Sunday, March 1, 2009

What Dublin did for me

I grew up a suburbs kid.

When I drove out to Falls Church, VA, as I did this weekend, and I saw the expansive highway, the congestion, the big houses with great backyards filled with neighborhood kids playing, I thought to myself, "This, I know." How interesting that my life has turned out so differently than it began...How did this happen?

Until my freshman year of college, cities held little to no allure to me. In fact, they didn't cross my mind. A life without a car, a life where you walk a few blocks to buy groceries or pick up your kid from daycare - these were not elements of my life nor my parents'.

I got a call from my parents during the fall of my first semester of college letting me know that they'd finally sold our house in Jonesboro, GA, a suburb of Atlanta. When I came home for fall break, I'd be living in the city - Virginia Highlands to be exact. Having moved a lot as a kid, I tended not to get attached to houses so I didn't feel any particular loss. I was excited, if anything, to simply be closer to my year-round swim club, SwimAtlanta, which was located at Goergia Tech's aquatic facility downtown.

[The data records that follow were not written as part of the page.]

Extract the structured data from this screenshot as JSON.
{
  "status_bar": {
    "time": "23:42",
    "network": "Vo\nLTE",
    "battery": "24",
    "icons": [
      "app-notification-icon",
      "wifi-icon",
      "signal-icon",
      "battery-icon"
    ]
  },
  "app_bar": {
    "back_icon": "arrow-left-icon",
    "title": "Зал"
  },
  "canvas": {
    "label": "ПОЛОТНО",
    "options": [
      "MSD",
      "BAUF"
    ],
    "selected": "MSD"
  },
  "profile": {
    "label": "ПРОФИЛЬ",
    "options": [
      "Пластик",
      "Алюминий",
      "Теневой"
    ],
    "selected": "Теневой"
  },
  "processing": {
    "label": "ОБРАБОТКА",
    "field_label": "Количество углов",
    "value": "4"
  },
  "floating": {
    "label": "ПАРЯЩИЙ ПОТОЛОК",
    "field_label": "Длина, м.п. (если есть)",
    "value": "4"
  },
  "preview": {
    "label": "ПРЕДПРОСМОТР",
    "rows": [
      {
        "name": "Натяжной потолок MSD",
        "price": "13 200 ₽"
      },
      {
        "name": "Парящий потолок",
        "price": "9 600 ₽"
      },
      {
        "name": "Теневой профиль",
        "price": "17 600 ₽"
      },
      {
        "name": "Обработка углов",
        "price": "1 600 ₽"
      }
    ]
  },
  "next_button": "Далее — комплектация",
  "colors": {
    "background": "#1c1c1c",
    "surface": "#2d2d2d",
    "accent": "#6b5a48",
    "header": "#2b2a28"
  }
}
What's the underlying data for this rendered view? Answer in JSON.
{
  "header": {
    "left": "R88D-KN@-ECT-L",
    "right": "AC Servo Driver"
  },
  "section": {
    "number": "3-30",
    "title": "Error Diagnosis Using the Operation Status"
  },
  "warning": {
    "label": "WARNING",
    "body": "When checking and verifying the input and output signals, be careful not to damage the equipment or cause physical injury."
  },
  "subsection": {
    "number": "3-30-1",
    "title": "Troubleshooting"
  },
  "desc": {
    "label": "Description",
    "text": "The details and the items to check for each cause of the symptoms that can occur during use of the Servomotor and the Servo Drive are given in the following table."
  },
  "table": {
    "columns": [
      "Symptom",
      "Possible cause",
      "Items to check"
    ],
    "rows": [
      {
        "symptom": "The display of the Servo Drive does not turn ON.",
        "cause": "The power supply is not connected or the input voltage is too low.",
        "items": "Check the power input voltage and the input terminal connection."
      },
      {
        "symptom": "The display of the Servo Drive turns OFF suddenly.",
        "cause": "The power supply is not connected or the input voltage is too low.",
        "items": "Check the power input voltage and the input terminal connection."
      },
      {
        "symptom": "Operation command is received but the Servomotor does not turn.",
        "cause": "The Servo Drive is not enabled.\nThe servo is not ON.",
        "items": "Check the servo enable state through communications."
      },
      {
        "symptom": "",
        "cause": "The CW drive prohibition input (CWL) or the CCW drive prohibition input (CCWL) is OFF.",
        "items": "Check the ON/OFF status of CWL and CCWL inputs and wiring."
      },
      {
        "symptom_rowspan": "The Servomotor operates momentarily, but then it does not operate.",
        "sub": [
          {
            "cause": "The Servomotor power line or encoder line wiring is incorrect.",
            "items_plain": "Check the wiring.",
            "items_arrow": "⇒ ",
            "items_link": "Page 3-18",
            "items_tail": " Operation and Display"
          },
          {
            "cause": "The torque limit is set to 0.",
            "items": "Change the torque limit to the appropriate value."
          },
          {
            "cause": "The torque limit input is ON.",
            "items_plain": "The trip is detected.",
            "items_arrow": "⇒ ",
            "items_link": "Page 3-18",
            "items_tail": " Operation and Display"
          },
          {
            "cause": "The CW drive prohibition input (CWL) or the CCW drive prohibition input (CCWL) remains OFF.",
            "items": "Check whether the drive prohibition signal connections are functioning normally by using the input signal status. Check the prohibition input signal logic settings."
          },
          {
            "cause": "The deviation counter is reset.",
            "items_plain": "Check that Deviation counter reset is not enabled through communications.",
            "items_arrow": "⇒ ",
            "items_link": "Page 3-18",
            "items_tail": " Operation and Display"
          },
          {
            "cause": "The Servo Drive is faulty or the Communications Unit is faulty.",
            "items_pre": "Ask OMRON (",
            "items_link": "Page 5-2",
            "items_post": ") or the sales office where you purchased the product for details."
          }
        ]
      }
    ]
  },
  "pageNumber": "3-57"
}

The first summer that I spent in Atlanta opened up a whole new world to me. Affordable, neighborhood joints like Doc Chey's and Alon's Bakery became weekly staples. I spent hours with friends at Piedmont Park biking, rollerblading, watching movies at the city's "Screen on the Green." Access to so many choices made life so much more exciting than anything I had previously known. Living in Atlanta wet my taste buds and left me wanting more.

In 2002 I spent the fall semester of college studying in Dublin, Ireland. I lived in a rowhouse with three other American women in a swanky part of City Centre. I hold Dublin so near and dear to my heart because this was the place where I really began to understand who I was, who I wanted to be and where I wanted to go in life after school.

Life looked, felt and smelled so differently as I walked, and walked, and walked, and walked around Dublin and back each day. I came across hole-in-the-wall pubs, a local soup store about as large as a closet, the city 'crazies' asking for a bit of change, or simply a pint :) Elements of life in Ireland's capital that I never would have captured from the seat of a car.

I learned to cook for myself. I discovered a personal love of fashion. New music and magazines made their way into my pocket. I spent hours reading books in a cafe, sipping a cappuccino and munching on the most glorious raspberry scone of my life...all by myself. I didn't feel lonely, I felt more alive than ever before.

When I left my place at night to head out to the pub I felt, for the first time, a sense that 'anything was possible.'

I continue to live in a city for all of the obvious reasons - ease of life (everything's close to me), public transport, the ability to walk with great abandon....but I do it because no matter how old I am, I witness something that startles me every day, something that takes me by surprise or something that reminds me of the fortunate life I had growing up, but shines a light on why I made the change and how happy I am with it.

(Via Flickr)


  1. how fitting it was to read this after tonight. How lucky that i caught you while living through this.